* **TO DO**: Give back the records in full, with every line exactly as it was.

[Web page and app entries]

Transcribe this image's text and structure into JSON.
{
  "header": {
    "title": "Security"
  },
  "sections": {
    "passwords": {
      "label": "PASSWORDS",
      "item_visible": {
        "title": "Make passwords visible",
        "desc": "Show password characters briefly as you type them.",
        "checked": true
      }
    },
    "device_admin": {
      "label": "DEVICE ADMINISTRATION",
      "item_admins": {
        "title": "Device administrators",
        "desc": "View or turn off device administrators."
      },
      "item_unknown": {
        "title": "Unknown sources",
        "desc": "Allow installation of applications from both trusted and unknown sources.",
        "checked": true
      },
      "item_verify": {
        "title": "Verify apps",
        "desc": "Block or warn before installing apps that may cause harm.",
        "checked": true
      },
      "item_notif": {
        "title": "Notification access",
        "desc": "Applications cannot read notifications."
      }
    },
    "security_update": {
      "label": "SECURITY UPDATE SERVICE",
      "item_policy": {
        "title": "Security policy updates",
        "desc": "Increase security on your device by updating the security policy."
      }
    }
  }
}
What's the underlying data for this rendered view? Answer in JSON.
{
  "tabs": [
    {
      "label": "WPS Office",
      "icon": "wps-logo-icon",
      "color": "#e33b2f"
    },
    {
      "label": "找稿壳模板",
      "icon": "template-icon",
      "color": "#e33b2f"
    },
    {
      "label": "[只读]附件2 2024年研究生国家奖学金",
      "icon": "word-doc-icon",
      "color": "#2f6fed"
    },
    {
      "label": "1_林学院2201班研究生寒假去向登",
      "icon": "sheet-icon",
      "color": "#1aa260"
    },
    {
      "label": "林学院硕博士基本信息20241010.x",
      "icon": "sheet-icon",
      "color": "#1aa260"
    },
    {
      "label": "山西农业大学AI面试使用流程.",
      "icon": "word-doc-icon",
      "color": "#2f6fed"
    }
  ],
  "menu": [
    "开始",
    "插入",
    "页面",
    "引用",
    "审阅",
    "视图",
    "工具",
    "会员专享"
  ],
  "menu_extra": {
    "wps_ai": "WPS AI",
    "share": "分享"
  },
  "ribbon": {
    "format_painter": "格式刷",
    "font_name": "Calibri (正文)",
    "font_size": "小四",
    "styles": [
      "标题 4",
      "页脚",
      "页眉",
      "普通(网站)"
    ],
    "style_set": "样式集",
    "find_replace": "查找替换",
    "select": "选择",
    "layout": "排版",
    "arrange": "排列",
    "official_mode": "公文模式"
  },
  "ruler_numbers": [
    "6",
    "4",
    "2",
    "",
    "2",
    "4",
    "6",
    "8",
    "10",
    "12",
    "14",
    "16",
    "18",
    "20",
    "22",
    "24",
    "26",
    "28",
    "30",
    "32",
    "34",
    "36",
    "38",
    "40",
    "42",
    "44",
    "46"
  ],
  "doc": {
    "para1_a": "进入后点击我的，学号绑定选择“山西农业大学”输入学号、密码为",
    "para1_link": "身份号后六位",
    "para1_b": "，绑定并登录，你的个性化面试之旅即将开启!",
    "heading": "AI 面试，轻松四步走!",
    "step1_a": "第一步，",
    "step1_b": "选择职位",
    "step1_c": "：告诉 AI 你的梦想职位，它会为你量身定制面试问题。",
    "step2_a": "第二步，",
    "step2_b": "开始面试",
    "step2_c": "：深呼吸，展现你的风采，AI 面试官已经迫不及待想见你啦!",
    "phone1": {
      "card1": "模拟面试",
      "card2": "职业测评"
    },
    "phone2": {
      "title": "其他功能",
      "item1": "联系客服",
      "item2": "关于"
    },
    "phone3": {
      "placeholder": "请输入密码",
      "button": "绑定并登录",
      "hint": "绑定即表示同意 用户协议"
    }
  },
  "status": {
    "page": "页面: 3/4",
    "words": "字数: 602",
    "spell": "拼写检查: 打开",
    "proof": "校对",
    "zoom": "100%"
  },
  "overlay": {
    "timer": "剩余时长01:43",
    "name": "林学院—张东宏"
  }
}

* **WRITTEN SOLUTION**:
Transcribe this image's text and structure into JSON.
{
  "header": {
    "title": "Security"
  },
  "sections": {
    "passwords": {
      "label": "PASSWORDS",
      "item_visible": {
        "title": "Make passwords visible",
        "desc": "Show password characters briefly as you type them.",
        "checked": true
      }
    },
    "device_admin": {
      "label": "DEVICE ADMINISTRATION",
      "item_admins": {
        "title": "Device administrators",
        "desc": "View or turn off device administrators."
      },
      "item_unknown": {
        "title": "Unknown sources",
        "desc": "Allow installation of applications from both trusted and unknown sources.",
        "checked": true
      },
      "item_verify": {
        "title": "Verify apps",
        "desc": "Block or warn before installing apps that may cause harm.",
        "checked": true
      },
      "item_notif": {
        "title": "Notification access",
        "desc": "Applications cannot read notifications."
      }
    },
    "security_update": {
      "label": "SECURITY UPDATE SERVICE",
      "item_policy": {
        "title": "Security policy updates",
        "desc": "Increase security on your device by updating the security policy."
      }
    }
  }
}
What's the underlying data for this rendered view? Answer in JSON.
{
  "tabs": [
    {
      "label": "WPS Office",
      "icon": "wps-logo-icon",
      "color": "#e33b2f"
    },
    {
      "label": "找稿壳模板",
      "icon": "template-icon",
      "color": "#e33b2f"
    },
    {
      "label": "[只读]附件2 2024年研究生国家奖学金",
      "icon": "word-doc-icon",
      "color": "#2f6fed"
    },
    {
      "label": "1_林学院2201班研究生寒假去向登",
      "icon": "sheet-icon",
      "color": "#1aa260"
    },
    {
      "label": "林学院硕博士基本信息20241010.x",
      "icon": "sheet-icon",
      "color": "#1aa260"
    },
    {
      "label": "山西农业大学AI面试使用流程.",
      "icon": "word-doc-icon",
      "color": "#2f6fed"
    }
  ],
  "menu": [
    "开始",
    "插入",
    "页面",
    "引用",
    "审阅",
    "视图",
    "工具",
    "会员专享"
  ],
  "menu_extra": {
    "wps_ai": "WPS AI",
    "share": "分享"
  },
  "ribbon": {
    "format_painter": "格式刷",
    "font_name": "Calibri (正文)",
    "font_size": "小四",
    "styles": [
      "标题 4",
      "页脚",
      "页眉",
      "普通(网站)"
    ],
    "style_set": "样式集",
    "find_replace": "查找替换",
    "select": "选择",
    "layout": "排版",
    "arrange": "排列",
    "official_mode": "公文模式"
  },
  "ruler_numbers": [
    "6",
    "4",
    "2",
    "",
    "2",
    "4",
    "6",
    "8",
    "10",
    "12",
    "14",
    "16",
    "18",
    "20",
    "22",
    "24",
    "26",
    "28",
    "30",
    "32",
    "34",
    "36",
    "38",
    "40",
    "42",
    "44",
    "46"
  ],
  "doc": {
    "para1_a": "进入后点击我的，学号绑定选择“山西农业大学”输入学号、密码为",
    "para1_link": "身份号后六位",
    "para1_b": "，绑定并登录，你的个性化面试之旅即将开启!",
    "heading": "AI 面试，轻松四步走!",
    "step1_a": "第一步，",
    "step1_b": "选择职位",
    "step1_c": "：告诉 AI 你的梦想职位，它会为你量身定制面试问题。",
    "step2_a": "第二步，",
    "step2_b": "开始面试",
    "step2_c": "：深呼吸，展现你的风采，AI 面试官已经迫不及待想见你啦!",
    "phone1": {
      "card1": "模拟面试",
      "card2": "职业测评"
    },
    "phone2": {
      "title": "其他功能",
      "item1": "联系客服",
      "item2": "关于"
    },
    "phone3": {
      "placeholder": "请输入密码",
      "button": "绑定并登录",
      "hint": "绑定即表示同意 用户协议"
    }
  },
  "status": {
    "page": "页面: 3/4",
    "words": "字数: 602",
    "spell": "拼写检查: 打开",
    "proof": "校对",
    "zoom": "100%"
  },
  "overlay": {
    "timer": "剩余时长01:43",
    "name": "林学院—张东宏"
  }
}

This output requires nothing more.